:: ABOUT THIS TASK ::
Write the data below out again, with each line matching the original.

=== Begin Enclosure ===

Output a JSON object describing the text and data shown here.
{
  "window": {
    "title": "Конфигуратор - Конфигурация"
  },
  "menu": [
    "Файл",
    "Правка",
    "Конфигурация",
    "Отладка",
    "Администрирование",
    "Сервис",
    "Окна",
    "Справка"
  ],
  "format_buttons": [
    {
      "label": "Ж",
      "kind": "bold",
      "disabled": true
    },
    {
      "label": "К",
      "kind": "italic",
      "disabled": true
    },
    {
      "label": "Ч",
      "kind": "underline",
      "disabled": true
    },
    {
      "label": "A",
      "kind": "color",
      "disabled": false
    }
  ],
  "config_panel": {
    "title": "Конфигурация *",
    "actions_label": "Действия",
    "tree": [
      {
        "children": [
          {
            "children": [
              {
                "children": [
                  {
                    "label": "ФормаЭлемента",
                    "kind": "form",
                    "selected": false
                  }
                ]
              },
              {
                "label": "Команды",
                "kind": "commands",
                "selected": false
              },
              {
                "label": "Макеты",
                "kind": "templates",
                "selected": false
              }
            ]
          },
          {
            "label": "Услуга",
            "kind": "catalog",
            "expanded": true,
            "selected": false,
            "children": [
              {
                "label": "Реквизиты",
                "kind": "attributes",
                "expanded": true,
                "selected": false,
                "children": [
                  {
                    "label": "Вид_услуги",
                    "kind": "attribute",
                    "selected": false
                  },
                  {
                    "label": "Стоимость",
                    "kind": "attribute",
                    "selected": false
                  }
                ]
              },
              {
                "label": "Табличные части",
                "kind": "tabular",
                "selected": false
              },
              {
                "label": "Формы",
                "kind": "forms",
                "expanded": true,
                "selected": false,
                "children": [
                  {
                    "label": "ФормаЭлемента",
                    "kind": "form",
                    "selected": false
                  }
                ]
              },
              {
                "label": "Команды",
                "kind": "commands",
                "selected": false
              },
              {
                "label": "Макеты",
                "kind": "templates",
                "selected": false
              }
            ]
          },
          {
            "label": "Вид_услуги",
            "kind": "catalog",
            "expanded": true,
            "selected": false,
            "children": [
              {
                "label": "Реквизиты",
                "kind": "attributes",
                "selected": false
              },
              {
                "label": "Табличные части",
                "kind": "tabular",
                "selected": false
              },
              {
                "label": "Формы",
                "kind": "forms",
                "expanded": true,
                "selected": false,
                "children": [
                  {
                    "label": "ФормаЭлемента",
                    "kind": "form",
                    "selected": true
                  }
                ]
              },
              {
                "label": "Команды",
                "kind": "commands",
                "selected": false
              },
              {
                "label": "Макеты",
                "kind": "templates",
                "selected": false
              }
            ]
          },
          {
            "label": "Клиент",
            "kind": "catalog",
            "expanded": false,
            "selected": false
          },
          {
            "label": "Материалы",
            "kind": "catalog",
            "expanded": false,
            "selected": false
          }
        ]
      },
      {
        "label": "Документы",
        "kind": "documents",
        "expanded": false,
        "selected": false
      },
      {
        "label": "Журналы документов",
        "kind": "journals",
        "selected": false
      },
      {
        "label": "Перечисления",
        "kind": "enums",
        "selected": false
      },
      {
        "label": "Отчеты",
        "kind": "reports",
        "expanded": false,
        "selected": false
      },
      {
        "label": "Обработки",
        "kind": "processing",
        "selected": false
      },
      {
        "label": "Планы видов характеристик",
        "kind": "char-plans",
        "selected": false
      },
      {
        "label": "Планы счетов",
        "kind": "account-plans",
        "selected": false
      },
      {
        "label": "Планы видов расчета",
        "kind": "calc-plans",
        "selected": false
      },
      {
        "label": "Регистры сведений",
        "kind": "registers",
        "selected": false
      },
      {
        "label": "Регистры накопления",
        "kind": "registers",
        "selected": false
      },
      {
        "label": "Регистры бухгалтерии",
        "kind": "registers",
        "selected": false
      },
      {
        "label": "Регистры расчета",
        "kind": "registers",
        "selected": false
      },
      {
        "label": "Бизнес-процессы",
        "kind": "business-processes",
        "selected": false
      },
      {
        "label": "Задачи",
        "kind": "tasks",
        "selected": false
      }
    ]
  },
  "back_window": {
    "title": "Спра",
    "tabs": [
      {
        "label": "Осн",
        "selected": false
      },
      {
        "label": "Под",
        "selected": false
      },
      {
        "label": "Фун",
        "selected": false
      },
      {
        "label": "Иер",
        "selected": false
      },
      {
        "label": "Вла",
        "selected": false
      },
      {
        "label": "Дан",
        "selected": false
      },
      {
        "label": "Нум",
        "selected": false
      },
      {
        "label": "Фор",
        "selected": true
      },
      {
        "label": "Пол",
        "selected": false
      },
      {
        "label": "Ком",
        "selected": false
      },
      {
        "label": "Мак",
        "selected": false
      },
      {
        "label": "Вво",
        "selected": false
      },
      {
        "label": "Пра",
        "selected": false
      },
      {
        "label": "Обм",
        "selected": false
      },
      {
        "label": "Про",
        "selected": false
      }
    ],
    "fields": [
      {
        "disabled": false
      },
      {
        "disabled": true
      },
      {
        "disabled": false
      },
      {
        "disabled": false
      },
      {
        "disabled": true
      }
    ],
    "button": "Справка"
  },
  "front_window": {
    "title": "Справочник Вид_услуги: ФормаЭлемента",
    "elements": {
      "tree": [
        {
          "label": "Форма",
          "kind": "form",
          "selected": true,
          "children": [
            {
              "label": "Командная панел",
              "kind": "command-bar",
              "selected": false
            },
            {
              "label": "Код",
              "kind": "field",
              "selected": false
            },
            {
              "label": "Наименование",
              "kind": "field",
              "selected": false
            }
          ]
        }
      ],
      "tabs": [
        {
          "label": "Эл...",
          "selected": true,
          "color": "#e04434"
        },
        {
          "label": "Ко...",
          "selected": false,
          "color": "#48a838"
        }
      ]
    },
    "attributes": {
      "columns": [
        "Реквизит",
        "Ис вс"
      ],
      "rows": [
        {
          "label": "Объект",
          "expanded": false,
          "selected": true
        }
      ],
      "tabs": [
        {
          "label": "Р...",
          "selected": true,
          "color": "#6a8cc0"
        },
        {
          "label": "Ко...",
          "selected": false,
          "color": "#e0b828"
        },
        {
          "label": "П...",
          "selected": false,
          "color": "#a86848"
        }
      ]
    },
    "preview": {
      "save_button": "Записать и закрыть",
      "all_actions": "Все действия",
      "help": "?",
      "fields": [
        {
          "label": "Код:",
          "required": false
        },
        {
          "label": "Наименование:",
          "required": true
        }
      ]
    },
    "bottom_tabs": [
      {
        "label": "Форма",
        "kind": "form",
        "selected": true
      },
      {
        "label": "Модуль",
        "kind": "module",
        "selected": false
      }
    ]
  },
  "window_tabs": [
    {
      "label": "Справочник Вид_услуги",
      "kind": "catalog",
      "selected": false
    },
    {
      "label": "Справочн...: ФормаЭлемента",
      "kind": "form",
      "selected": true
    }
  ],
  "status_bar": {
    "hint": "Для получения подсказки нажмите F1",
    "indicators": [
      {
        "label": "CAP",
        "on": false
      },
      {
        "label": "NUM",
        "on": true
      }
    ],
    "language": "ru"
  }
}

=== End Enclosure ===

:: EXPECTED ANSWER ::
Output a JSON object describing the text and data shown here.
{
  "window": {
    "title": "Конфигуратор - Конфигурация"
  },
  "menu": [
    "Файл",
    "Правка",
    "Конфигурация",
    "Отладка",
    "Администрирование",
    "Сервис",
    "Окна",
    "Справка"
  ],
  "format_buttons": [
    {
      "label": "Ж",
      "kind": "bold",
      "disabled": true
    },
    {
      "label": "К",
      "kind": "italic",
      "disabled": true
    },
    {
      "label": "Ч",
      "kind": "underline",
      "disabled": true
    },
    {
      "label": "A",
      "kind": "color",
      "disabled": false
    }
  ],
  "config_panel": {
    "title": "Конфигурация *",
    "actions_label": "Действия",
    "tree": [
      {
        "children": [
          {
            "children": [
              {
                "children": [
                  {
                    "label": "ФормаЭлемента",
                    "kind": "form",
                    "selected": false
                  }
                ]
              },
              {
                "label": "Команды",
                "kind": "commands",
                "selected": false
              },
              {
                "label": "Макеты",
                "kind": "templates",
                "selected": false
              }
            ]
          },
          {
            "label": "Услуга",
            "kind": "catalog",
            "expanded": true,
            "selected": false,
            "children": [
              {
                "label": "Реквизиты",
                "kind": "attributes",
                "expanded": true,
                "selected": false,
                "children": [
                  {
                    "label": "Вид_услуги",
                    "kind": "attribute",
                    "selected": false
                  },
                  {
                    "label": "Стоимость",
                    "kind": "attribute",
                    "selected": false
                  }
                ]
              },
              {
                "label": "Табличные части",
                "kind": "tabular",
                "selected": false
              },
              {
                "label": "Формы",
                "kind": "forms",
                "expanded": true,
                "selected": false,
                "children": [
                  {
                    "label": "ФормаЭлемента",
                    "kind": "form",
                    "selected": false
                  }
                ]
              },
              {
                "label": "Команды",
                "kind": "commands",
                "selected": false
              },
              {
                "label": "Макеты",
                "kind": "templates",
                "selected": false
              }
            ]
          },
          {
            "label": "Вид_услуги",
            "kind": "catalog",
            "expanded": true,
            "selected": false,
            "children": [
              {
                "label": "Реквизиты",
                "kind": "attributes",
                "selected": false
              },
              {
                "label": "Табличные части",
                "kind": "tabular",
                "selected": false
              },
              {
                "label": "Формы",
                "kind": "forms",
                "expanded": true,
                "selected": false,
                "children": [
                  {
                    "label": "ФормаЭлемента",
                    "kind": "form",
                    "selected": true
                  }
                ]
              },
              {
                "label": "Команды",
                "kind": "commands",
                "selected": false
              },
              {
                "label": "Макеты",
                "kind": "templates",
                "selected": false
              }
            ]
          },
          {
            "label": "Клиент",
            "kind": "catalog",
            "expanded": false,
            "selected": false
          },
          {
            "label": "Материалы",
            "kind": "catalog",
            "expanded": false,
            "selected": false
          }
        ]
      },
      {
        "label": "Документы",
        "kind": "documents",
        "expanded": false,
        "selected": false
      },
      {
        "label": "Журналы документов",
        "kind": "journals",
        "selected": false
      },
      {
        "label": "Перечисления",
        "kind": "enums",
        "selected": false
      },
      {
        "label": "Отчеты",
        "kind": "reports",
        "expanded": false,
        "selected": false
      },
      {
        "label": "Обработки",
        "kind": "processing",
        "selected": false
      },
      {
        "label": "Планы видов характеристик",
        "kind": "char-plans",
        "selected": false
      },
      {
        "label": "Планы счетов",
        "kind": "account-plans",
        "selected": false
      },
      {
        "label": "Планы видов расчета",
        "kind": "calc-plans",
        "selected": false
      },
      {
        "label": "Регистры сведений",
        "kind": "registers",
        "selected": false
      },
      {
        "label": "Регистры накопления",
        "kind": "registers",
        "selected": false
      },
      {
        "label": "Регистры бухгалтерии",
        "kind": "registers",
        "selected": false
      },
      {
        "label": "Регистры расчета",
        "kind": "registers",
        "selected": false
      },
      {
        "label": "Бизнес-процессы",
        "kind": "business-processes",
        "selected": false
      },
      {
        "label": "Задачи",
        "kind": "tasks",
        "selected": false
      }
    ]
  },
  "back_window": {
    "title": "Спра",
    "tabs": [
      {
        "label": "Осн",
        "selected": false
      },
      {
        "label": "Под",
        "selected": false
      },
      {
        "label": "Фун",
        "selected": false
      },
      {
        "label": "Иер",
        "selected": false
      },
      {
        "label": "Вла",
        "selected": false
      },
      {
        "label": "Дан",
        "selected": false
      },
      {
        "label": "Нум",
        "selected": false
      },
      {
        "label": "Фор",
        "selected": true
      },
      {
        "label": "Пол",
        "selected": false
      },
      {
        "label": "Ком",
        "selected": false
      },
      {
        "label": "Мак",
        "selected": false
      },
      {
        "label": "Вво",
        "selected": false
      },
      {
        "label": "Пра",
        "selected": false
      },
      {
        "label": "Обм",
        "selected": false
      },
      {
        "label": "Про",
        "selected": false
      }
    ],
    "fields": [
      {
        "disabled": false
      },
      {
        "disabled": true
      },
      {
        "disabled": false
      },
      {
        "disabled": false
      },
      {
        "disabled": true
      }
    ],
    "button": "Справка"
  },
  "front_window": {
    "title": "Справочник Вид_услуги: ФормаЭлемента",
    "elements": {
      "tree": [
        {
          "label": "Форма",
          "kind": "form",
          "selected": true,
          "children": [
            {
              "label": "Командная панел",
              "kind": "command-bar",
              "selected": false
            },
            {
              "label": "Код",
              "kind": "field",
              "selected": false
            },
            {
              "label": "Наименование",
              "kind": "field",
              "selected": false
            }
          ]
        }
      ],
      "tabs": [
        {
          "label": "Эл...",
          "selected": true,
          "color": "#e04434"
        },
        {
          "label": "Ко...",
          "selected": false,
          "color": "#48a838"
        }
      ]
    },
    "attributes": {
      "columns": [
        "Реквизит",
        "Ис вс"
      ],
      "rows": [
        {
          "label": "Объект",
          "expanded": false,
          "selected": true
        }
      ],
      "tabs": [
        {
          "label": "Р...",
          "selected": true,
          "color": "#6a8cc0"
        },
        {
          "label": "Ко...",
          "selected": false,
          "color": "#e0b828"
        },
        {
          "label": "П...",
          "selected": false,
          "color": "#a86848"
        }
      ]
    },
    "preview": {
      "save_button": "Записать и закрыть",
      "all_actions": "Все действия",
      "help": "?",
      "fields": [
        {
          "label": "Код:",
          "required": false
        },
        {
          "label": "Наименование:",
          "required": true
        }
      ]
    },
    "bottom_tabs": [
      {
        "label": "Форма",
        "kind": "form",
        "selected": true
      },
      {
        "label": "Модуль",
        "kind": "module",
        "selected": false
      }
    ]
  },
  "window_tabs": [
    {
      "label": "Справочник Вид_услуги",
      "kind": "catalog",
      "selected": false
    },
    {
      "label": "Справочн...: ФормаЭлемента",
      "kind": "form",
      "selected": true
    }
  ],
  "status_bar": {
    "hint": "Для получения подсказки нажмите F1",
    "indicators": [
      {
        "label": "CAP",
        "on": false
      },
      {
        "label": "NUM",
        "on": true
      }
    ],
    "language": "ru"
  }
}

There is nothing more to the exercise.